§ TASK REQUIREMENTS: I need each line of the entries below that includes the string "suffix".
START INPUT DATA
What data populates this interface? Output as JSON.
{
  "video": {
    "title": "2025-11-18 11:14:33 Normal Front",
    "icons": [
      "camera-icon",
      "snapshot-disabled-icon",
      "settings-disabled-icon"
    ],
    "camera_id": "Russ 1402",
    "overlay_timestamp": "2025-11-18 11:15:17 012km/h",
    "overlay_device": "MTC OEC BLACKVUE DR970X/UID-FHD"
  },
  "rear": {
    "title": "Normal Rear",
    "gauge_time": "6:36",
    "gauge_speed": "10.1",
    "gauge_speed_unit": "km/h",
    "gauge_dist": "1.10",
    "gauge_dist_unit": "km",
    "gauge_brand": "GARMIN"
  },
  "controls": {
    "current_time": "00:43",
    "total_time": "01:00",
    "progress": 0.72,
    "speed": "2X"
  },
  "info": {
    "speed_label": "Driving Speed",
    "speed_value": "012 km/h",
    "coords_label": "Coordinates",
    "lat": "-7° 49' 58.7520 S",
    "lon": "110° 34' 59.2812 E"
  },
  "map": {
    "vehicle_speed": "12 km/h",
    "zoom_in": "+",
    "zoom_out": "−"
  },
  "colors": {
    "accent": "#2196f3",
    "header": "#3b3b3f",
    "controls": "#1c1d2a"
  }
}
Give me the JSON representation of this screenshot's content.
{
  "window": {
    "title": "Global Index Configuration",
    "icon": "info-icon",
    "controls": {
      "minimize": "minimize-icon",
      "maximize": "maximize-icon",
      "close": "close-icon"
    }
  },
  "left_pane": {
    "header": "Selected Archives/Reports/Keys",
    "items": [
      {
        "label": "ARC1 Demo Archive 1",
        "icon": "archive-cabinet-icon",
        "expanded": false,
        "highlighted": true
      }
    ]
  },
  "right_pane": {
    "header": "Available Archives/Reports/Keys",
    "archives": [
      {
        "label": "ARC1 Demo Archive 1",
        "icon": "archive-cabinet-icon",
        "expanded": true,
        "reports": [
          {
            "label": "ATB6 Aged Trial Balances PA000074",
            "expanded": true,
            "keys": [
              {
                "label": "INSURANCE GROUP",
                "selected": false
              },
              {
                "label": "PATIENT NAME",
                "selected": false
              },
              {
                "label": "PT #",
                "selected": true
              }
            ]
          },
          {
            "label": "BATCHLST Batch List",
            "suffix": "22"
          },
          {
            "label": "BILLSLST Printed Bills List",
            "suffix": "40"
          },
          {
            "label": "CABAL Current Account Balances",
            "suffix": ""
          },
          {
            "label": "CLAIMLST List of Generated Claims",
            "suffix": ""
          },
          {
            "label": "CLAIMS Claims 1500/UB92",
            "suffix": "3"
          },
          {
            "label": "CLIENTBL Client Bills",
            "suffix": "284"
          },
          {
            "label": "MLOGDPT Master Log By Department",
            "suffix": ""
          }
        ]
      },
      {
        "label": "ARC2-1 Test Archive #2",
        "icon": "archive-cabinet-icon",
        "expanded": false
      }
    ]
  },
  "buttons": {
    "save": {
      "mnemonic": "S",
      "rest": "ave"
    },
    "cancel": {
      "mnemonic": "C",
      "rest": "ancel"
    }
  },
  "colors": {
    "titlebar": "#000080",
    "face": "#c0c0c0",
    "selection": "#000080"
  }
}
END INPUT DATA
§ SOLUTION TO THE EXERCISE:
            "suffix": "22"
            "suffix": "40"
            "suffix": ""
            "suffix": ""
            "suffix": "3"
            "suffix": "284"
            "suffix": ""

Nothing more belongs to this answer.